What Happened: The Steelers went 12-4 in the regular season with the league’s top defense led by Defensive Player of the Year James Harrison. They beat the Chargers in the Divisional Round. In the AFC Championship Game they knocked off their bitter rivals, the Baltimore Ravens. Then in the Super Bowl they edged the upstart Arizona Cardinals behind a spectacular 100 yard touchdown return by Harrison on an interception and an equally spectacular game-winning touchdown catch by Santonio Holmes in the final minute.

Possible Footnotes: The top competition in both conferences were taken out of the equation. Tom Brady tore his ACL in New England’s opener, ending his season. The Patriots still had the core of a team that had gone 16-0 the prior year in the regular season and was extremely motivated after their Super Bowl loss to the Giants. Even with Matt Cassel at quarterback, that group still went 11-5. In the NFC, the defending champion Giants were rolling at 10-1 when top receiver Plaxico Burress suffered an accidental self-inflicted gunshot wound at a nightclub in November. Burress’ season was over. He was eventually charged and served prison time for the incident. The Giants were never the same, losing three of their last four regular season games and getting upset by the Eagles in their opening Playoff game.

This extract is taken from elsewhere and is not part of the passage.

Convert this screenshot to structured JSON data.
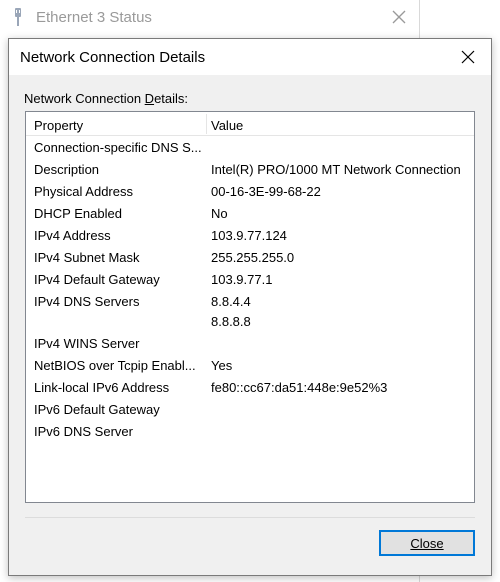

The Verdict: Steelers fans are probably going to think I am picking on them, but this one has an enormous footnote. When you combine everything I just mentioned with a few other upsets, Pittsburgh had to win a grand total of one Playoff game against teams with at least 10 regular season wins to take the title. And even then they wouldn’t have won the Super Bowl without two spectacular plays.

2009 Saints

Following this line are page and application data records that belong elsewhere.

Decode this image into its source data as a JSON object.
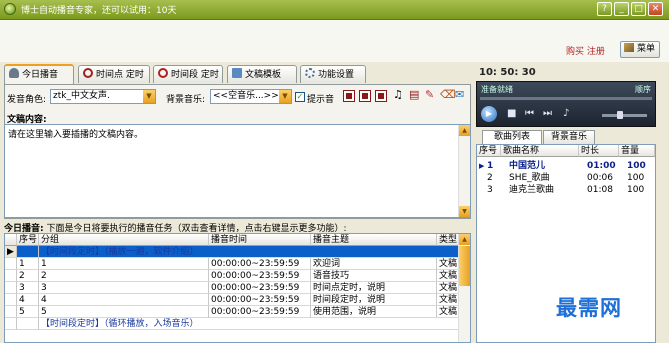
{
  "window": {
    "title": "博士自动播音专家，还可以试用：10天"
  },
  "titlebar_buttons": {
    "help": "?",
    "minimize": "_",
    "maximize": "□",
    "close": "✕"
  },
  "header": {
    "buy_register": "购买 注册",
    "menu_label": "菜单"
  },
  "tabs": [
    {
      "label": "今日播音"
    },
    {
      "label": "时间点 定时"
    },
    {
      "label": "时间段 定时"
    },
    {
      "label": "文稿模板"
    },
    {
      "label": "功能设置"
    }
  ],
  "clock": "10: 50: 30",
  "form": {
    "voice_label": "发音角色:",
    "voice_value": "ztk_中文女声.",
    "bgm_label": "背景音乐:",
    "bgm_value": "<<空音乐...>>",
    "prompt_tone_label": "提示音",
    "prompt_tone_checked": "✓",
    "content_label": "文稿内容:",
    "content_text": "请在这里输入要插播的文稿内容。"
  },
  "today": {
    "title": "今日播音:",
    "hint": "下面是今日将要执行的播音任务（双击查看详情，点击右键显示更多功能）:",
    "columns": [
      "序号",
      "分组",
      "播音时间",
      "播音主题",
      "类型"
    ],
    "rows": [
      {
        "seq": "",
        "group": "【时间段定时】（播放一遍，软件介绍）",
        "time": "",
        "topic": "",
        "type": "",
        "kind": "grp-sel"
      },
      {
        "seq": "1",
        "group": "1",
        "time": "00:00:00~23:59:59",
        "topic": "欢迎词",
        "type": "文稿",
        "kind": ""
      },
      {
        "seq": "2",
        "group": "2",
        "time": "00:00:00~23:59:59",
        "topic": "语音技巧",
        "type": "文稿",
        "kind": ""
      },
      {
        "seq": "3",
        "group": "3",
        "time": "00:00:00~23:59:59",
        "topic": "时间点定时，说明",
        "type": "文稿",
        "kind": ""
      },
      {
        "seq": "4",
        "group": "4",
        "time": "00:00:00~23:59:59",
        "topic": "时间段定时，说明",
        "type": "文稿",
        "kind": ""
      },
      {
        "seq": "5",
        "group": "5",
        "time": "00:00:00~23:59:59",
        "topic": "使用范围，说明",
        "type": "文稿",
        "kind": ""
      },
      {
        "seq": "",
        "group": "【时间段定时】（循环播放，入场音乐）",
        "time": "",
        "topic": "",
        "type": "",
        "kind": "grp"
      }
    ]
  },
  "player": {
    "status": "准备就绪",
    "order": "顺序"
  },
  "playlist": {
    "tabs": [
      "歌曲列表",
      "背景音乐"
    ],
    "columns": [
      "序号",
      "歌曲名称",
      "时长",
      "音量"
    ],
    "rows": [
      {
        "seq": "1",
        "name": "中国范儿",
        "duration": "01:00",
        "volume": "100",
        "current": true
      },
      {
        "seq": "2",
        "name": "SHE_歌曲",
        "duration": "00:06",
        "volume": "100",
        "current": false
      },
      {
        "seq": "3",
        "name": "迪克兰歌曲",
        "duration": "01:08",
        "volume": "100",
        "current": false
      }
    ]
  },
  "watermark": "最需网",
  "colors": {
    "title_bar": "#7c9a1e",
    "selection": "#0a5fc8",
    "accent": "#e8a020",
    "watermark": "#1e6fd8"
  }
}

What Happened: The Saints won their first thirteen games to take the top spot in the NFC Playoffs. After a three game losing streak to end the regular season, they blew out Arizona in the Divisional Round, beat the Vikings in an overtime classic in the NFC Championship Game, and defeated Peyton Manning’s Colts to claim the first title in franchise history.

Possible Footnote: That NFC Championship Game stands out. It was later at the center of the Bountygate controversy. Saints defenders leveled a number of borderline hits on Brett Favre. The Vikings also made a number of unforced errors. A botched red zone handoff from Favre to Adrian Peterson in the first half cost them points. Then in the last moments of regulation with the Vikings on the fringes of field goal range, Favre made an inexplicable decision to throw across his body into traffic instead of hitting a running lane that would have put the Vikings within makable field goal range. These plays were about the Vikings failing, not what the Saints did. Then in overtime

The Verdict: Even so, I’m not putting a footnote here. At most, the bounty scandal had a tangental impact on the actual outcome of this game. And as mentioned earlier, self-destruction in key moments was part of Favre’s brand by this point. There was a clear top team in each conference this season. The Saints were the cream of the NFC, and they beat the AFC best Colts.

In Part 2 of the series, we will look at the champions from 2010 to the present.